Description of the task: Work out how many lines in the entries below contain the string "date". Reply with that figure alone.

Entries from a dataset of interfaces:
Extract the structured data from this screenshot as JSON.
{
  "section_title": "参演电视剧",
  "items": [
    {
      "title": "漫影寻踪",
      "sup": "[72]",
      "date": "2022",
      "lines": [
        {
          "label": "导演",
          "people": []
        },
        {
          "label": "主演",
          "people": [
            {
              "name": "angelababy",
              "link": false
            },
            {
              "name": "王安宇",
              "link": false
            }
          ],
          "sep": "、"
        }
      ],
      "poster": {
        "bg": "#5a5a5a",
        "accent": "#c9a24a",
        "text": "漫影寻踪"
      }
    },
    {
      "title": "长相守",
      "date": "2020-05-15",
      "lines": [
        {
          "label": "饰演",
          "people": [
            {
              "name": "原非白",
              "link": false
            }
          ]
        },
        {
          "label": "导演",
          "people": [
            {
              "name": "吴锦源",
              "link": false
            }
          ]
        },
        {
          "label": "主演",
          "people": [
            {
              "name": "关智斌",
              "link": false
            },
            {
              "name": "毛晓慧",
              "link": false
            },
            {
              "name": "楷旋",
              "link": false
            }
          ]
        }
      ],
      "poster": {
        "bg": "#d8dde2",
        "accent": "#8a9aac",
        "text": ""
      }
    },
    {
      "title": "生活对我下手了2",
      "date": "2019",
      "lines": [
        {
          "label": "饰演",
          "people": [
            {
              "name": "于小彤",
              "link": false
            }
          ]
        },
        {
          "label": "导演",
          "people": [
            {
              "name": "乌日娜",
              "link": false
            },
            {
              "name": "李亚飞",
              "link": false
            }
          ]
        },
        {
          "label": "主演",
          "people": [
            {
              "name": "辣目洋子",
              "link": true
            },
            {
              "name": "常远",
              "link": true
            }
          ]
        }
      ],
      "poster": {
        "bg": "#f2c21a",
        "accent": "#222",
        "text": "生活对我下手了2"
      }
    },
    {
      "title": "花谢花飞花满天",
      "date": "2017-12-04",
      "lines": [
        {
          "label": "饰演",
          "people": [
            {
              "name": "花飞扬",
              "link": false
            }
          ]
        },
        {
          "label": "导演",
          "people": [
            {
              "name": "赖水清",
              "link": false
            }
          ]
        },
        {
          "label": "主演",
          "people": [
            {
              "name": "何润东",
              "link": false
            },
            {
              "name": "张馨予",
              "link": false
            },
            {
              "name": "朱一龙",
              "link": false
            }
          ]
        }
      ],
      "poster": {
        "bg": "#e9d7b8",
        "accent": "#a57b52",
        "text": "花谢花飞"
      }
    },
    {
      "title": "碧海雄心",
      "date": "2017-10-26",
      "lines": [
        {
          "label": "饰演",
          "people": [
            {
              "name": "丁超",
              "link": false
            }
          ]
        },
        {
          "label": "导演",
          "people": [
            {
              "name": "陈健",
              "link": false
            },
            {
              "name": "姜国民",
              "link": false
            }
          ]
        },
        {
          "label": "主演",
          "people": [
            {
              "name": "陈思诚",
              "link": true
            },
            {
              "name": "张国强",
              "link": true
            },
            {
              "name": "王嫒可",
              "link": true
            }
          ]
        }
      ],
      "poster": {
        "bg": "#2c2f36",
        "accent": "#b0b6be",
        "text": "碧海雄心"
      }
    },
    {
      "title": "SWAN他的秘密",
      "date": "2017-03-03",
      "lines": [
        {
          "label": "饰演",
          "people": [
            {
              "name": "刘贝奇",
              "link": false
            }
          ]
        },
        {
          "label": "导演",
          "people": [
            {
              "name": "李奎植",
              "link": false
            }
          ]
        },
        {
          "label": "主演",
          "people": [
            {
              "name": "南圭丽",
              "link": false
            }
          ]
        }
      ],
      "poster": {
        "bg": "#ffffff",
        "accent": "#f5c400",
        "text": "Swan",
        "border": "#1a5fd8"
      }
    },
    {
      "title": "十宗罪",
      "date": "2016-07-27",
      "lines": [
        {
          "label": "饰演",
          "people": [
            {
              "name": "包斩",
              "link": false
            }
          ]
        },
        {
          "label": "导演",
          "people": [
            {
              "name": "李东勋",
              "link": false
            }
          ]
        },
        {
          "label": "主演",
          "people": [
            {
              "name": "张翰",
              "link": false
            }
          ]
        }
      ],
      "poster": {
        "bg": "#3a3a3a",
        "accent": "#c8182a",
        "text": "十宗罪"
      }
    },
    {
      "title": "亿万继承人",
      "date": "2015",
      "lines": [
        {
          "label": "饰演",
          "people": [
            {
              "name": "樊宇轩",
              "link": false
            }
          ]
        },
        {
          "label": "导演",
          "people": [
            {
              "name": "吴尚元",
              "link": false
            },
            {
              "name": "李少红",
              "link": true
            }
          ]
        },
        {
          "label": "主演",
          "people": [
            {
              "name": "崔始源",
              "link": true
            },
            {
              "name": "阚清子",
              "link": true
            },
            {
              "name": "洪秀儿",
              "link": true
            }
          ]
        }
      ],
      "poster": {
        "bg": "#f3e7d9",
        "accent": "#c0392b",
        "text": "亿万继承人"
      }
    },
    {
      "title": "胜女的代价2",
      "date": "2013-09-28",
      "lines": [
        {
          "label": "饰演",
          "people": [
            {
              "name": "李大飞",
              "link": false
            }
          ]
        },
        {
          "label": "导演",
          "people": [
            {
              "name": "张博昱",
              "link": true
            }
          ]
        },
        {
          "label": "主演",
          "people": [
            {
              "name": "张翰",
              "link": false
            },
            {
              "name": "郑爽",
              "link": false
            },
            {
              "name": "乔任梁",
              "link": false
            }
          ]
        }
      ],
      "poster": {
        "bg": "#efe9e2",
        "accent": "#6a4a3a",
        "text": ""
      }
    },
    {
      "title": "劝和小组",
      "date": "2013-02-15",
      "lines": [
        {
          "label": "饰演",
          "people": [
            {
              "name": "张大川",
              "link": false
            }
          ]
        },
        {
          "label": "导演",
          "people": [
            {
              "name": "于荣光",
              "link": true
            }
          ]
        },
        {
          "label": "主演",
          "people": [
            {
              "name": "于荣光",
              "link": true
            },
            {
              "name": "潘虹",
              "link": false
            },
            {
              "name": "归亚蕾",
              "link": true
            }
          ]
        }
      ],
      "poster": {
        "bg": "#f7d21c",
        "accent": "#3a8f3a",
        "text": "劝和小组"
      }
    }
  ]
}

Answer box: 10